[Instructions for the task] Wherever the word "time" shows up in the data, report the line it sits in.

Start of Data extract

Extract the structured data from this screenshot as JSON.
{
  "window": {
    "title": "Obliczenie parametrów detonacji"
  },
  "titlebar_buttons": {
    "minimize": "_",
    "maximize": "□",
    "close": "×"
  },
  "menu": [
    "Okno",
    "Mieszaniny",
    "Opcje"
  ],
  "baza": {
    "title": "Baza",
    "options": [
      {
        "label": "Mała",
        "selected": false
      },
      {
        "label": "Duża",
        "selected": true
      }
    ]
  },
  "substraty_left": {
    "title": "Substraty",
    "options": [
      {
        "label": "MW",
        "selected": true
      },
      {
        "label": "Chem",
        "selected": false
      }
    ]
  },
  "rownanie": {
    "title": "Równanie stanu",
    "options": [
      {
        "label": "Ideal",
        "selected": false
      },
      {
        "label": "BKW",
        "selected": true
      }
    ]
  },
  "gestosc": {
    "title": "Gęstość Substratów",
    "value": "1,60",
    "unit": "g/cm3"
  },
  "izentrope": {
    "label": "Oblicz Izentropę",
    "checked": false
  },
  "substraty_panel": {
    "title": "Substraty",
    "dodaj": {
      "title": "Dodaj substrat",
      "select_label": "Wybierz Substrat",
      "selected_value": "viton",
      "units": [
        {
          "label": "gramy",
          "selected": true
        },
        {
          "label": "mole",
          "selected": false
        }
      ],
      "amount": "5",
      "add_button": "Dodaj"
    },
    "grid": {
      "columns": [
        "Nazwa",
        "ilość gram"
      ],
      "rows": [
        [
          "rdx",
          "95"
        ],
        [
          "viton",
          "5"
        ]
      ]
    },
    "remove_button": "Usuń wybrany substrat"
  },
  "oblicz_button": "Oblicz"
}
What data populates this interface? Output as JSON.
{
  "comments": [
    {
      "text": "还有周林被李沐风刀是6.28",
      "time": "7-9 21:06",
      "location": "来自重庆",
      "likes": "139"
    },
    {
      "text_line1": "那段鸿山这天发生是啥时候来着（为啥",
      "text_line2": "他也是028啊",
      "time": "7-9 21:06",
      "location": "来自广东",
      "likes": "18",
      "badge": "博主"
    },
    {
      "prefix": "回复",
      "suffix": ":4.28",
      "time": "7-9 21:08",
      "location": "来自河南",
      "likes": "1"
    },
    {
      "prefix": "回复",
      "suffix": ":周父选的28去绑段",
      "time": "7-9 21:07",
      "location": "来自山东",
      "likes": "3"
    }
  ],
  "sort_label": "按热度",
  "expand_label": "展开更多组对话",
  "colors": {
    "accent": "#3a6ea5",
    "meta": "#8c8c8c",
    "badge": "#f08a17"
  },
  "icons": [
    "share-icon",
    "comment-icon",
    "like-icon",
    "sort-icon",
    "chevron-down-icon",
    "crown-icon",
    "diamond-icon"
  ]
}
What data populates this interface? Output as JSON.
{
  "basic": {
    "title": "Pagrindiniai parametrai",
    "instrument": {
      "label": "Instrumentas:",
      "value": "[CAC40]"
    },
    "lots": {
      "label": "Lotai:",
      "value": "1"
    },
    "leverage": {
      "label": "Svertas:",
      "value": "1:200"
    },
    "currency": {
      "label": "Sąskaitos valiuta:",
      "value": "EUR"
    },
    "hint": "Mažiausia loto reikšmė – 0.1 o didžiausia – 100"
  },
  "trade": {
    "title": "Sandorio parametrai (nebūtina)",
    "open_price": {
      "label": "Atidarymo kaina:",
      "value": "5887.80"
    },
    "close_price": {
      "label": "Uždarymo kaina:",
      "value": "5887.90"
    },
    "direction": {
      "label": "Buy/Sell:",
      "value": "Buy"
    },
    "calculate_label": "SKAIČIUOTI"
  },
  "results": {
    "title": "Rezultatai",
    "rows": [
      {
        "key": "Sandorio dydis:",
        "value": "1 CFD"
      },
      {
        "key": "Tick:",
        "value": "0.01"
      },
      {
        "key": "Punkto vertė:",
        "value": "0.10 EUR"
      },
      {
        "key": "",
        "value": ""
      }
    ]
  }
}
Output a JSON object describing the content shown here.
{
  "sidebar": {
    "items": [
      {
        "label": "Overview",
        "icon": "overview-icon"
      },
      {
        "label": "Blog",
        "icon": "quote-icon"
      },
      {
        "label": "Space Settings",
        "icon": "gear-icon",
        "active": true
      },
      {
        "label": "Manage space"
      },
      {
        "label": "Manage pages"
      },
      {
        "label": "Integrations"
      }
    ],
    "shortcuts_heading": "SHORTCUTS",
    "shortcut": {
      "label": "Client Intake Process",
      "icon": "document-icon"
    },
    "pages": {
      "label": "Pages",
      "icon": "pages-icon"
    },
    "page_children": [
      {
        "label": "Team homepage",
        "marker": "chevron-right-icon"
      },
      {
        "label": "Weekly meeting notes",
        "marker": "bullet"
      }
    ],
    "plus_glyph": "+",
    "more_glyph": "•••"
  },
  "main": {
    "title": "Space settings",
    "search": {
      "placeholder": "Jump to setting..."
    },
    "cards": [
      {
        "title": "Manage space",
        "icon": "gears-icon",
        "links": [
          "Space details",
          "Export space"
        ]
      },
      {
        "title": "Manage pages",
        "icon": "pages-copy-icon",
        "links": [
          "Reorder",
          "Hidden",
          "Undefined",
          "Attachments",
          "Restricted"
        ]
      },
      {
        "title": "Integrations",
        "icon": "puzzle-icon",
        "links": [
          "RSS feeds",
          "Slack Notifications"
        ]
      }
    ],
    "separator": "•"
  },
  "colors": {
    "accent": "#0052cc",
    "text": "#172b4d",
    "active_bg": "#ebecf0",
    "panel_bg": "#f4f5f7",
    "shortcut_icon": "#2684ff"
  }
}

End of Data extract

[Response below]
      "time": "7-9 21:06",
      "time": "7-9 21:06",
      "time": "7-9 21:08",
      "time": "7-9 21:07",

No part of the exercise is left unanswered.